You see, this mushrooming band of sundry anti-nationals who are routinely jailed for pretending to be journalists or activists aren’t worth giving any airtime to, the wretched lot. Historical perspective, you say? Don’t you know all those freedom fighters were incarcerated for doing nothing, quite literally? Moreover, passive resistance and non-cooperation are so lame! Sabse Tez crime coverage cannot be passive. Haters might consider Aaj Tak’s journalism as a crime against sanity, but, boy, do they aspire to more drama than Bigg Boss. After all, what good is television news without the falsetto screaming, the indulge-your-fantasy commando playacting, the cheap CGI wargaming?
Now imagine, if you can, adding to this explosive concoction the real-life experience of a Tihar inmate?
It would be the kind of journalism to inspire young journalists who dream of changing the world.
Maybe an era-defining innovation too, from the media house that gave us Newstrack and India’s once most-read news magazine.
Chaudhary is famously viral for his revolutionary take on nanotech. (Yes, vitality is the point of doing news, you philistines! You are still hung up on the journalism-as-public-service trope?). No, nanotech is not the engine of the pocket-size car Ratan Tata had us all excited about all those years ago; it’s the technology of extraordinarily small things like a pimple on a mosquito’s proboscis, the conscience of media barons, or the amount of journalism in TV news. Bringing in Chaudhary will impart Aaj Tak’s science coverage double engine ka zor.
Don’t get what we mean? One name: . Chaudhary’s show on the nanotech that went into the making of the Rs 2,000 bill was out worldly, and we don’t mean that lightly: the then Zee News anchor had Bapu’s eyebrows shoot out of the physical limits of the legal tender. The only thing that held the surprised Saint of Sabarmati together on that pink bill was a science that we hope Chaudhary will reveal on his new Aaj Tak show. Fingers crossed, brows curled.
Of oaks and acorns
Given his talent for doing outstandingly unapologetic and unselfconscious bigotry-inducing shows night after night, Chaudhary can function in the India Today Group as a vast, shady (no wink emoji here) tree under which many micro-bigots can bloom and push the limits of hatemongering that the bearers of the Gold Standard have so far found too far, in part probably because of infiltration by wannabe secularists. Their monkey balancing can be counterbalanced by new monkeys. Chaudhary can teach new kalabaji kartab to the young pretend-commandos under his wing, soaring and diving together when not hanging upside down pondering what jihad to invent next after flood and thook.

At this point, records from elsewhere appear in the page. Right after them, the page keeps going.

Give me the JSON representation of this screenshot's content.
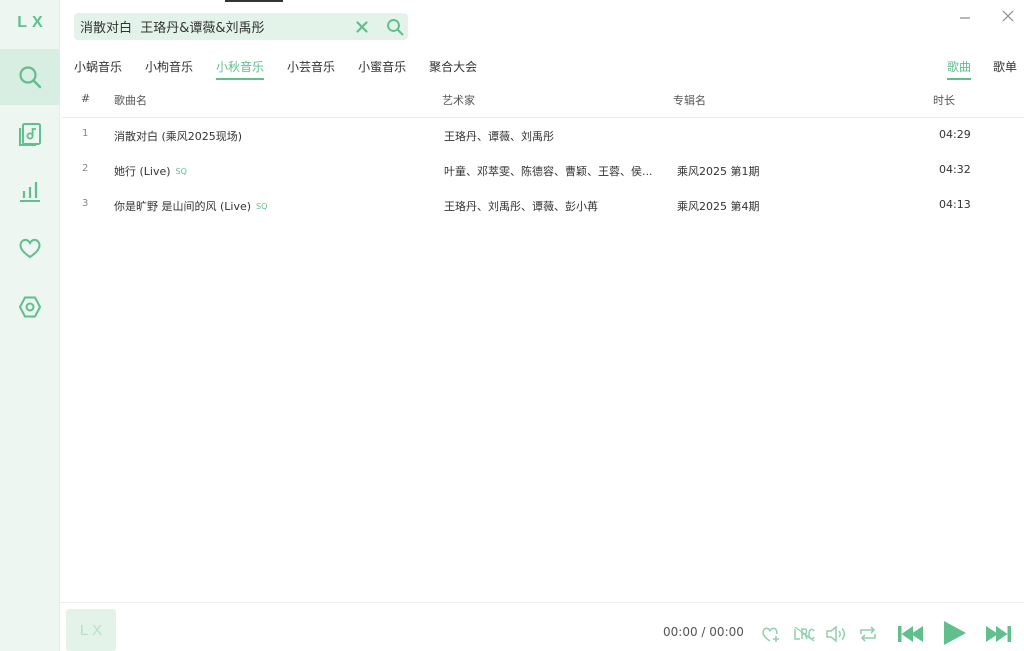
{
  "app": {
    "logo": "LX"
  },
  "sidebar": {
    "items": [
      {
        "name": "search",
        "icon": "search-icon",
        "active": true
      },
      {
        "name": "song-list",
        "icon": "music-list-icon",
        "active": false
      },
      {
        "name": "leaderboard",
        "icon": "chart-icon",
        "active": false
      },
      {
        "name": "favorites",
        "icon": "heart-icon",
        "active": false
      },
      {
        "name": "settings",
        "icon": "settings-icon",
        "active": false
      }
    ]
  },
  "search": {
    "value": "消散对白  王珞丹&谭薇&刘禹彤",
    "clear_icon": "close-icon",
    "search_icon": "search-icon"
  },
  "window": {
    "minimize_icon": "minimize-icon",
    "close_icon": "close-icon"
  },
  "source_tabs": [
    {
      "label": "小蜗音乐",
      "active": false
    },
    {
      "label": "小枸音乐",
      "active": false
    },
    {
      "label": "小秋音乐",
      "active": true
    },
    {
      "label": "小芸音乐",
      "active": false
    },
    {
      "label": "小蜜音乐",
      "active": false
    },
    {
      "label": "聚合大会",
      "active": false
    }
  ],
  "type_tabs": [
    {
      "label": "歌曲",
      "active": true
    },
    {
      "label": "歌单",
      "active": false
    }
  ],
  "table": {
    "columns": {
      "index": "#",
      "name": "歌曲名",
      "artist": "艺术家",
      "album": "专辑名",
      "duration": "时长"
    },
    "rows": [
      {
        "index": "1",
        "name": "消散对白 (乘风2025现场)",
        "badge": "",
        "artist": "王珞丹、谭薇、刘禹彤",
        "album": "",
        "duration": "04:29"
      },
      {
        "index": "2",
        "name": "她行 (Live)",
        "badge": "SQ",
        "artist": "叶童、邓萃雯、陈德容、曹颖、王蓉、侯...",
        "album": "乘风2025 第1期",
        "duration": "04:32"
      },
      {
        "index": "3",
        "name": "你是旷野 是山间的风 (Live)",
        "badge": "SQ",
        "artist": "王珞丹、刘禹彤、谭薇、彭小苒",
        "album": "乘风2025 第4期",
        "duration": "04:13"
      }
    ]
  },
  "player": {
    "cover_text": "LX",
    "current_time": "00:00",
    "separator": "/",
    "total_time": "00:00",
    "controls": [
      "add-favorite-icon",
      "lyrics-icon",
      "volume-icon",
      "repeat-icon",
      "previous-icon",
      "play-icon",
      "next-icon"
    ]
  },
  "colors": {
    "accent": "#5fbf8d",
    "sidebar_bg": "#edf6f1",
    "search_bg": "#e3f3ea"
  }
}
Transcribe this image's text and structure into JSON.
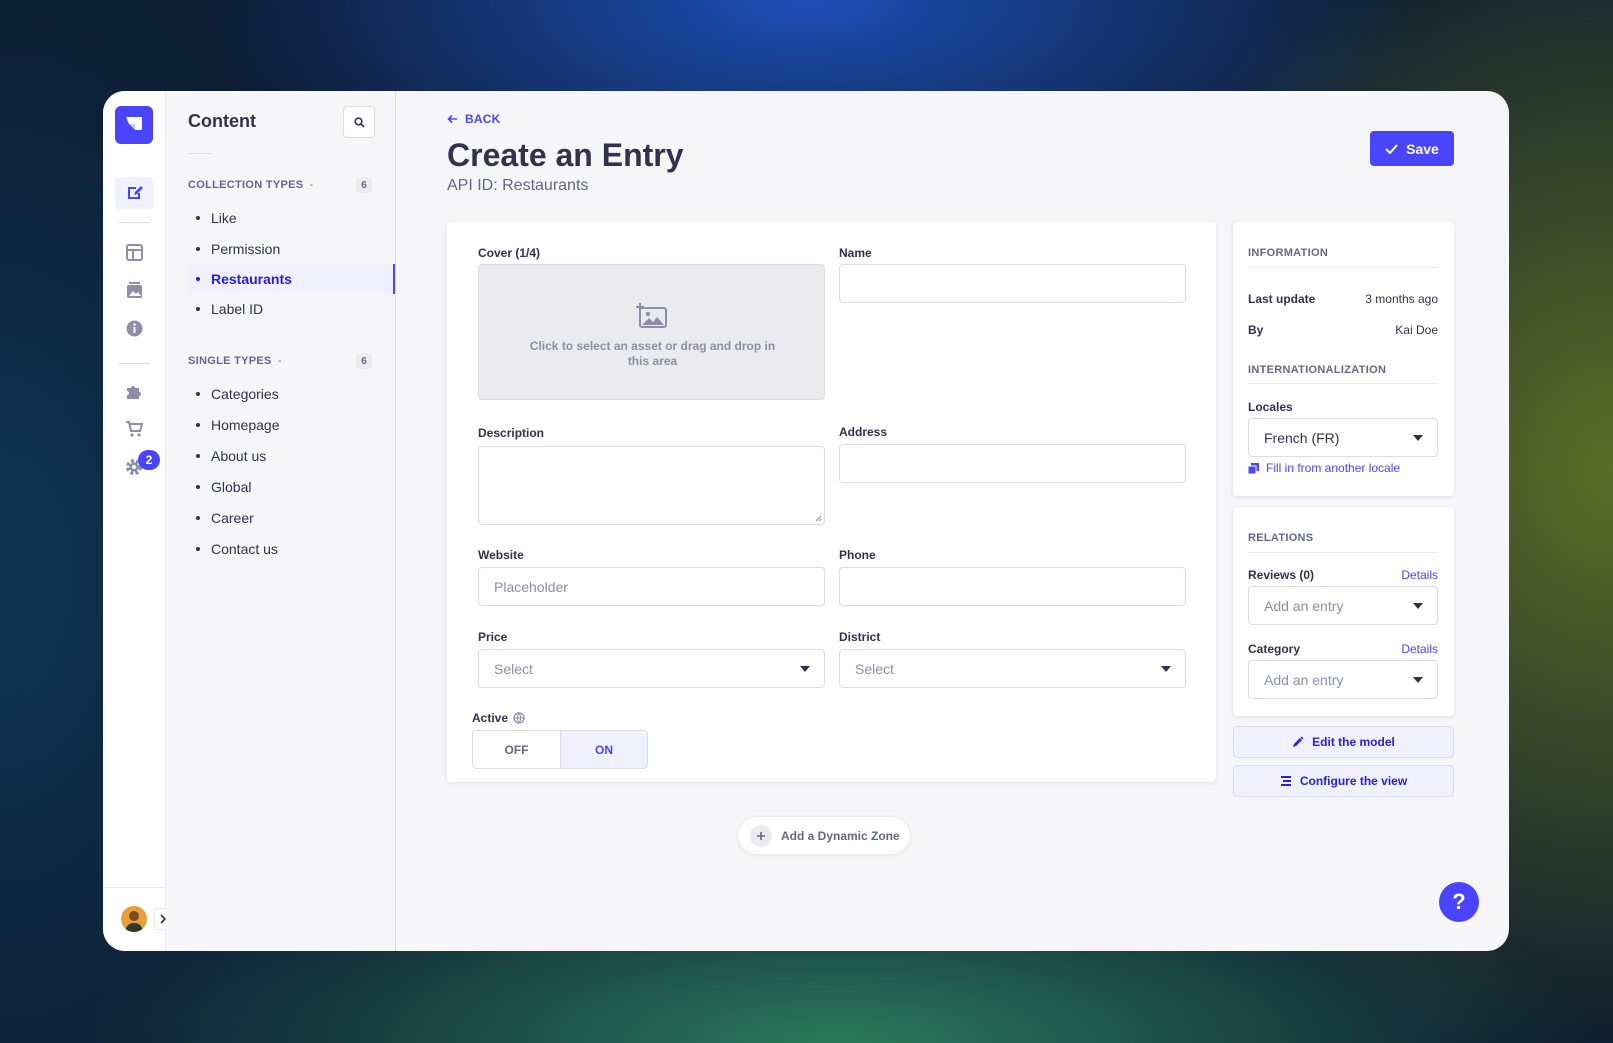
{
  "colors": {
    "primary": "#4945ff",
    "primary_light": "#f0f0ff",
    "text": "#32324d",
    "muted": "#666687",
    "bg": "#f6f6f9"
  },
  "mainnav": {
    "icons": [
      "content-manager-icon",
      "layout-icon",
      "media-library-icon",
      "info-icon",
      "plugins-icon",
      "marketplace-icon",
      "settings-icon"
    ],
    "settings_badge": "2"
  },
  "subnav": {
    "title": "Content",
    "collection_types": {
      "label": "COLLECTION TYPES",
      "count": "6",
      "items": [
        "Like",
        "Permission",
        "Restaurants",
        "Label ID"
      ],
      "active": "Restaurants"
    },
    "single_types": {
      "label": "SINGLE TYPES",
      "count": "6",
      "items": [
        "Categories",
        "Homepage",
        "About us",
        "Global",
        "Career",
        "Contact us"
      ]
    }
  },
  "header": {
    "back": "BACK",
    "title": "Create an Entry",
    "subtitle": "API ID: Restaurants",
    "save": "Save"
  },
  "form": {
    "cover_label": "Cover (1/4)",
    "cover_text": "Click to select an asset or drag and drop in this area",
    "name_label": "Name",
    "description_label": "Description",
    "address_label": "Address",
    "website_label": "Website",
    "website_placeholder": "Placeholder",
    "phone_label": "Phone",
    "price_label": "Price",
    "price_value": "Select",
    "district_label": "District",
    "district_value": "Select",
    "active_label": "Active",
    "toggle_off": "OFF",
    "toggle_on": "ON",
    "toggle_state": "ON"
  },
  "dynamic_zone": "Add a Dynamic Zone",
  "information": {
    "heading": "INFORMATION",
    "last_update_label": "Last update",
    "last_update_value": "3 months ago",
    "by_label": "By",
    "by_value": "Kai Doe",
    "i18n_heading": "INTERNATIONALIZATION",
    "locales_label": "Locales",
    "locale_value": "French (FR)",
    "fill_in": "Fill in from another locale"
  },
  "relations": {
    "heading": "RELATIONS",
    "reviews_label": "Reviews (0)",
    "reviews_details": "Details",
    "reviews_placeholder": "Add an entry",
    "category_label": "Category",
    "category_details": "Details",
    "category_placeholder": "Add an entry"
  },
  "actions": {
    "edit_model": "Edit the model",
    "configure_view": "Configure the view"
  },
  "help": "?"
}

As a bonus, aspiring journalists can get free lessons – if they can but bring themselves to watch India Today Group channels – on what it takes to be hired as the star anchor in a media house that’s the Gold Standard of Journalism. Happy watching, young ’uns!